The task:
Copy the data word for word, keeping every line.

BEGIN

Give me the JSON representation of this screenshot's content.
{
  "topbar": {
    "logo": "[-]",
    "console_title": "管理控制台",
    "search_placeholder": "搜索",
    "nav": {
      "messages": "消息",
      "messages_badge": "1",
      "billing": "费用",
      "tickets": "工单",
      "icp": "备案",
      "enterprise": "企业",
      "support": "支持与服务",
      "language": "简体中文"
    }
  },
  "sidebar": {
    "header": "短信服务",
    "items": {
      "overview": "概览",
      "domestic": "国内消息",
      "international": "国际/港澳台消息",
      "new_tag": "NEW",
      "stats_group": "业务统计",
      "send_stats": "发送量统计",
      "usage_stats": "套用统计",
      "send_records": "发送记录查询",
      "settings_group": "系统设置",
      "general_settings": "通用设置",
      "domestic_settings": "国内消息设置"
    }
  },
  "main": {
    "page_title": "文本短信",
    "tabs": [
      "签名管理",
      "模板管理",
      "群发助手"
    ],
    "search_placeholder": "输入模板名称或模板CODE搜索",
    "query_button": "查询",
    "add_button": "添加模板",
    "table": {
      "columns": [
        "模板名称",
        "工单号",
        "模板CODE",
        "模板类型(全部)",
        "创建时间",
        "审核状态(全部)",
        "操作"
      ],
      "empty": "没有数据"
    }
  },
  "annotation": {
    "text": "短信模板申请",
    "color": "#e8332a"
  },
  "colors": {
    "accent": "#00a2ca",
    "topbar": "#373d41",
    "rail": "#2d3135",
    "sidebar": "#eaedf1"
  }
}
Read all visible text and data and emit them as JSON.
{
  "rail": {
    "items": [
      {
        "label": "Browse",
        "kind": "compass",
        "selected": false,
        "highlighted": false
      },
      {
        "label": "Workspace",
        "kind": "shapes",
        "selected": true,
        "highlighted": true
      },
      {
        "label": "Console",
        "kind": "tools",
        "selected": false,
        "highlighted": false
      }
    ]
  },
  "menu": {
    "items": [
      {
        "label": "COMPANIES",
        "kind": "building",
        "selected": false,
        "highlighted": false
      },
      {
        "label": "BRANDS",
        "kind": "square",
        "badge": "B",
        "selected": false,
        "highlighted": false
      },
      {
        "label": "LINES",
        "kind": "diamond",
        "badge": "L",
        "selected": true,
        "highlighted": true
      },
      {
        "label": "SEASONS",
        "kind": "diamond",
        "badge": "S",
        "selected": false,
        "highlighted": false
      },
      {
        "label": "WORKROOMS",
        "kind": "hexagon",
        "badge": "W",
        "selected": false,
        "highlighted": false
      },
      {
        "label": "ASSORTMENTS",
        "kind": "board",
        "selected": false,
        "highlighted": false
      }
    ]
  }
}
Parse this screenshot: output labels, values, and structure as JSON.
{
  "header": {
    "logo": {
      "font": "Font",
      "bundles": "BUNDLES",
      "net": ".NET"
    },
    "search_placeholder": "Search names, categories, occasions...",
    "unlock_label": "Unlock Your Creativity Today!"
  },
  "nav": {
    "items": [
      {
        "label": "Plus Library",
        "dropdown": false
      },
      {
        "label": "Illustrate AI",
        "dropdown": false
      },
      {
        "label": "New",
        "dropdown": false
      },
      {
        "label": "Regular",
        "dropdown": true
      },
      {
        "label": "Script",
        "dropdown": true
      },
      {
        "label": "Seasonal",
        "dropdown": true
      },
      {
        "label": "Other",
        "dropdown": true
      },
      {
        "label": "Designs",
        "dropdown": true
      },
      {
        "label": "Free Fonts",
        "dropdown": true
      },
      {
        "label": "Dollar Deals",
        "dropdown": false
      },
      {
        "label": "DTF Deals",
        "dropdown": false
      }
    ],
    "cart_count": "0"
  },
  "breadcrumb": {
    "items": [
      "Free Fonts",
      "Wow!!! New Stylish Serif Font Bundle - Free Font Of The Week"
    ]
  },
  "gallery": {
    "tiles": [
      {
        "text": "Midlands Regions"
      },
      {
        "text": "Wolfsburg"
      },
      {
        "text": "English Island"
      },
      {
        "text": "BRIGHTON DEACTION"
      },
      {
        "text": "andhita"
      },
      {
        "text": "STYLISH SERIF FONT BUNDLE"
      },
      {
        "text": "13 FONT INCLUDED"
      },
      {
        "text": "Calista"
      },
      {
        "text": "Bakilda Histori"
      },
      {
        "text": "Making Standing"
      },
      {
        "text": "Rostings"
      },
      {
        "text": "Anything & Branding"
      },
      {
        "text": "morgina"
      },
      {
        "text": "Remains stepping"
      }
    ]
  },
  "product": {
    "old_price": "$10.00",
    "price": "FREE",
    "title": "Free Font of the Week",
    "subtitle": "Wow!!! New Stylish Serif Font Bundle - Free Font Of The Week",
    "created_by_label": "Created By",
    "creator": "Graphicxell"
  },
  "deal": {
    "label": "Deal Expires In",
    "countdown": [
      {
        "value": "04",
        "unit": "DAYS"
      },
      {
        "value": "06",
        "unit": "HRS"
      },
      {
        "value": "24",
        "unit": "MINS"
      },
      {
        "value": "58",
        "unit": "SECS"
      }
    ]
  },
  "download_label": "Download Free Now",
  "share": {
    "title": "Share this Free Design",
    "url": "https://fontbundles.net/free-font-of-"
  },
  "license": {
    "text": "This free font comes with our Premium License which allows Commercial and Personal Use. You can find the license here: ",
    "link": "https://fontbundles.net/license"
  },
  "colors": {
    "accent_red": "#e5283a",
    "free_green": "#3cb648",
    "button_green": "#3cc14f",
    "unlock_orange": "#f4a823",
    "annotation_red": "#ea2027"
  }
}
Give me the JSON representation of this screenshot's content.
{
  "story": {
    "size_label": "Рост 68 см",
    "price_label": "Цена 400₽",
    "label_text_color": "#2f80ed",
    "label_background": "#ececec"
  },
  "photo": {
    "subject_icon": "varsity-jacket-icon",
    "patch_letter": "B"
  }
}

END

Problem solution:
Give me the JSON representation of this screenshot's content.
{
  "topbar": {
    "logo": "[-]",
    "console_title": "管理控制台",
    "search_placeholder": "搜索",
    "nav": {
      "messages": "消息",
      "messages_badge": "1",
      "billing": "费用",
      "tickets": "工单",
      "icp": "备案",
      "enterprise": "企业",
      "support": "支持与服务",
      "language": "简体中文"
    }
  },
  "sidebar": {
    "header": "短信服务",
    "items": {
      "overview": "概览",
      "domestic": "国内消息",
      "international": "国际/港澳台消息",
      "new_tag": "NEW",
      "stats_group": "业务统计",
      "send_stats": "发送量统计",
      "usage_stats": "套用统计",
      "send_records": "发送记录查询",
      "settings_group": "系统设置",
      "general_settings": "通用设置",
      "domestic_settings": "国内消息设置"
    }
  },
  "main": {
    "page_title": "文本短信",
    "tabs": [
      "签名管理",
      "模板管理",
      "群发助手"
    ],
    "search_placeholder": "输入模板名称或模板CODE搜索",
    "query_button": "查询",
    "add_button": "添加模板",
    "table": {
      "columns": [
        "模板名称",
        "工单号",
        "模板CODE",
        "模板类型(全部)",
        "创建时间",
        "审核状态(全部)",
        "操作"
      ],
      "empty": "没有数据"
    }
  },
  "annotation": {
    "text": "短信模板申请",
    "color": "#e8332a"
  },
  "colors": {
    "accent": "#00a2ca",
    "topbar": "#373d41",
    "rail": "#2d3135",
    "sidebar": "#eaedf1"
  }
}
Read all visible text and data and emit them as JSON.
{
  "rail": {
    "items": [
      {
        "label": "Browse",
        "kind": "compass",
        "selected": false,
        "highlighted": false
      },
      {
        "label": "Workspace",
        "kind": "shapes",
        "selected": true,
        "highlighted": true
      },
      {
        "label": "Console",
        "kind": "tools",
        "selected": false,
        "highlighted": false
      }
    ]
  },
  "menu": {
    "items": [
      {
        "label": "COMPANIES",
        "kind": "building",
        "selected": false,
        "highlighted": false
      },
      {
        "label": "BRANDS",
        "kind": "square",
        "badge": "B",
        "selected": false,
        "highlighted": false
      },
      {
        "label": "LINES",
        "kind": "diamond",
        "badge": "L",
        "selected": true,
        "highlighted": true
      },
      {
        "label": "SEASONS",
        "kind": "diamond",
        "badge": "S",
        "selected": false,
        "highlighted": false
      },
      {
        "label": "WORKROOMS",
        "kind": "hexagon",
        "badge": "W",
        "selected": false,
        "highlighted": false
      },
      {
        "label": "ASSORTMENTS",
        "kind": "board",
        "selected": false,
        "highlighted": false
      }
    ]
  }
}
Parse this screenshot: output labels, values, and structure as JSON.
{
  "header": {
    "logo": {
      "font": "Font",
      "bundles": "BUNDLES",
      "net": ".NET"
    },
    "search_placeholder": "Search names, categories, occasions...",
    "unlock_label": "Unlock Your Creativity Today!"
  },
  "nav": {
    "items": [
      {
        "label": "Plus Library",
        "dropdown": false
      },
      {
        "label": "Illustrate AI",
        "dropdown": false
      },
      {
        "label": "New",
        "dropdown": false
      },
      {
        "label": "Regular",
        "dropdown": true
      },
      {
        "label": "Script",
        "dropdown": true
      },
      {
        "label": "Seasonal",
        "dropdown": true
      },
      {
        "label": "Other",
        "dropdown": true
      },
      {
        "label": "Designs",
        "dropdown": true
      },
      {
        "label": "Free Fonts",
        "dropdown": true
      },
      {
        "label": "Dollar Deals",
        "dropdown": false
      },
      {
        "label": "DTF Deals",
        "dropdown": false
      }
    ],
    "cart_count": "0"
  },
  "breadcrumb": {
    "items": [
      "Free Fonts",
      "Wow!!! New Stylish Serif Font Bundle - Free Font Of The Week"
    ]
  },
  "gallery": {
    "tiles": [
      {
        "text": "Midlands Regions"
      },
      {
        "text": "Wolfsburg"
      },
      {
        "text": "English Island"
      },
      {
        "text": "BRIGHTON DEACTION"
      },
      {
        "text": "andhita"
      },
      {
        "text": "STYLISH SERIF FONT BUNDLE"
      },
      {
        "text": "13 FONT INCLUDED"
      },
      {
        "text": "Calista"
      },
      {
        "text": "Bakilda Histori"
      },
      {
        "text": "Making Standing"
      },
      {
        "text": "Rostings"
      },
      {
        "text": "Anything & Branding"
      },
      {
        "text": "morgina"
      },
      {
        "text": "Remains stepping"
      }
    ]
  },
  "product": {
    "old_price": "$10.00",
    "price": "FREE",
    "title": "Free Font of the Week",
    "subtitle": "Wow!!! New Stylish Serif Font Bundle - Free Font Of The Week",
    "created_by_label": "Created By",
    "creator": "Graphicxell"
  },
  "deal": {
    "label": "Deal Expires In",
    "countdown": [
      {
        "value": "04",
        "unit": "DAYS"
      },
      {
        "value": "06",
        "unit": "HRS"
      },
      {
        "value": "24",
        "unit": "MINS"
      },
      {
        "value": "58",
        "unit": "SECS"
      }
    ]
  },
  "download_label": "Download Free Now",
  "share": {
    "title": "Share this Free Design",
    "url": "https://fontbundles.net/free-font-of-"
  },
  "license": {
    "text": "This free font comes with our Premium License which allows Commercial and Personal Use. You can find the license here: ",
    "link": "https://fontbundles.net/license"
  },
  "colors": {
    "accent_red": "#e5283a",
    "free_green": "#3cb648",
    "button_green": "#3cc14f",
    "unlock_orange": "#f4a823",
    "annotation_red": "#ea2027"
  }
}
Give me the JSON representation of this screenshot's content.
{
  "story": {
    "size_label": "Рост 68 см",
    "price_label": "Цена 400₽",
    "label_text_color": "#2f80ed",
    "label_background": "#ececec"
  },
  "photo": {
    "subject_icon": "varsity-jacket-icon",
    "patch_letter": "B"
  }
}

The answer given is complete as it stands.